Crerar coffee shop to nourish late-night study

By Chris Ross

A new student-run coffee shop that opened in Crerar Library on Monday will accommodate students using the all-night study space recently moved there from Regenstein Library.

The coffee shop will occupy the space that formerly housed Plum Café.

“We claimed their old space, and the new shop should be pretty sweet. It’s small, no windows, but the atmosphere is nice,” said Andy Thompson, manager of Ex Libris coffee shop.

The coffee shop will be open from 5 p.m. to 1 a.m, Sunday through Thursday, with a staff of between 6 and 10 employees. Plans call for the shop to resemble in atmosphere and offerings other student-run coffee shops on campus.

“It’s something to make the all-night study space a little more pleasant, so people can get something to eat, something to drink, get some coffee. We had a surprising amount of support from people in the sciences, in the labs near the library,” said Donny Copeland, vice president for Administration in Student Government (SG).

An event on the quads will be set up this week, allowing students to submit potential names for the new coffee shop, Thompson said.

The opening reflects the efforts of the Office of the Reynolds Club and Student Activities (ORCSA) and the student employees at Cobb Coffee Shop, Ex Libris, and Hallowed Grounds, according to Bill Michel, assistant vice president for Student Life.

The decision to install a coffee shop in Crerar was mainly the product of discussions between SG and ORCSA officials. The option became more viable when Stacy Brown was appointed to the newly created post of ORCSA Coffee Shop Coordinator, Copeland said.

Members of ORCSA and SG hope that the new coffee shop will make the Crerar study space more attractive. Many students have expressed desire for the study space to be moved back to the A-level of the Regenstein.

“We are concerned about the issues that you and other students have raised regarding the library’s decision to offer all-night study space at Crerar and would like to better understand these issues,” said Bill Michel and Judith Nadler, director for the University Library, in an e-mail to SG leaders.

The Regenstein, facing a critical lack of room as its print collection continues to grow, was forced to convert the A-level reading room into a temporary book stacks space,

Michel said. Because of the ongoing construction, the study space cannot be moved back to the A-level.

Other students have welcomed the move and look forward to the coffee shop as an additional benefit to a study space seen as less crowded and noisy than the A-level once was.

“I like it. It’s really quiet. The A-level was a madhouse. Crerar can get loud, but nowhere near as bad as the A-level. The space is big and the quiet there is more self-enforced.
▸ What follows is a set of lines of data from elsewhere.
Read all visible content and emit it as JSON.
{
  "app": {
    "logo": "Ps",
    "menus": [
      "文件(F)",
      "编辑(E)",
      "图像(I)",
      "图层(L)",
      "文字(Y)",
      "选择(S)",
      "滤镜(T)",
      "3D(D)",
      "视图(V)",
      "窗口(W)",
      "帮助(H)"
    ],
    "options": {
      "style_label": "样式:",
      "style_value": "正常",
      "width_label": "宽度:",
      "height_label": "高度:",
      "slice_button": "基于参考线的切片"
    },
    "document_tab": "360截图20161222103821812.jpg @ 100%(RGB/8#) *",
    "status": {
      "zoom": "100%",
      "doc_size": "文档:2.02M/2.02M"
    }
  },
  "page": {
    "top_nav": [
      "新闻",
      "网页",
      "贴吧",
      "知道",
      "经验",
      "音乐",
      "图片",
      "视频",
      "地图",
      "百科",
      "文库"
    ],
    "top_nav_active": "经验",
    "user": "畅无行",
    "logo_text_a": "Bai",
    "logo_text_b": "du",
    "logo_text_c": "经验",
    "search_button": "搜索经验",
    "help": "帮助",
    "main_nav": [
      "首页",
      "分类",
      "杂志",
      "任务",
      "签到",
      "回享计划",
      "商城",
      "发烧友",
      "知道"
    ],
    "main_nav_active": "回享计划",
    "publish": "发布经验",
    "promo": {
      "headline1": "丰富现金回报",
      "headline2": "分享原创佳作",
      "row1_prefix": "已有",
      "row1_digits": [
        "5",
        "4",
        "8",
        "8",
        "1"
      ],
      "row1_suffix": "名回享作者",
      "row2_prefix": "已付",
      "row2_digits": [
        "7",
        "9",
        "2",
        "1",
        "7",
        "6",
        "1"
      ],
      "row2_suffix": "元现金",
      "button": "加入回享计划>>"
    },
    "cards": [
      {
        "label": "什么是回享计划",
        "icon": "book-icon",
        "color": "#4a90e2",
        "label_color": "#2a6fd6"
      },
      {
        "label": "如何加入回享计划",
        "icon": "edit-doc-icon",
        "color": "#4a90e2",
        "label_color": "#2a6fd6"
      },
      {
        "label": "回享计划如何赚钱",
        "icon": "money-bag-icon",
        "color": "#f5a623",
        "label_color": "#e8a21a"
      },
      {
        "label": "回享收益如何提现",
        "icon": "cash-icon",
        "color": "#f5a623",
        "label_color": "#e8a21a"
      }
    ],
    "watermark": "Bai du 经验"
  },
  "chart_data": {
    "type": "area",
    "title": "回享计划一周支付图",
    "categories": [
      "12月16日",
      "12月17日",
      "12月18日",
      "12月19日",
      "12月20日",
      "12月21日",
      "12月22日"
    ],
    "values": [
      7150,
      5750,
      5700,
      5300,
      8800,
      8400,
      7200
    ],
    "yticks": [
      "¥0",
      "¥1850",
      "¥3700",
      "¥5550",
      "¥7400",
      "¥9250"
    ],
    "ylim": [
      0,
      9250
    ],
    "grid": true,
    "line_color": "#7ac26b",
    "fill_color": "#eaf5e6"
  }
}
But there are no machines and not enough power outlets,” said second-year John Cannon, an employee at the Crerar coffee shop.
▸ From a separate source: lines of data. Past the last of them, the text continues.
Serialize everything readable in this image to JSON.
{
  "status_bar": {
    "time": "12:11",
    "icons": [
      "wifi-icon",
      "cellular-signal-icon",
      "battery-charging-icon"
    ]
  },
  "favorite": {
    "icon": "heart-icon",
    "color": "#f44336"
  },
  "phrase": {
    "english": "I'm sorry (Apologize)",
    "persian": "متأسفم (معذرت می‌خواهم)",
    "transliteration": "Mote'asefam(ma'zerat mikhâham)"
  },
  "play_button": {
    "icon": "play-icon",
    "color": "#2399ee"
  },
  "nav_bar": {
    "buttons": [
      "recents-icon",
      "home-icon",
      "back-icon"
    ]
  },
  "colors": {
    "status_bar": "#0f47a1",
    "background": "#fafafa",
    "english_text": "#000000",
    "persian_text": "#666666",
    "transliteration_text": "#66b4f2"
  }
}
The all-night study space may or may not permanently reside in Crerar. Discussions among student committees continue to prompt student input about optimal spaces and designs. “One possibility is that there will be two separate spaces, one designed for individual study and the other more amenable to group study,” Michel said.

While the coffee shop aims to make Crerar and the study space more comfortable, SG leaders do not think the cafe will compromise the atmosphere of Crerar Library, known for its work-conducive silence.

“We don’t want to upset the hardcore Crerar people—hopefully it will be an inviting atmosphere,” Copeland said.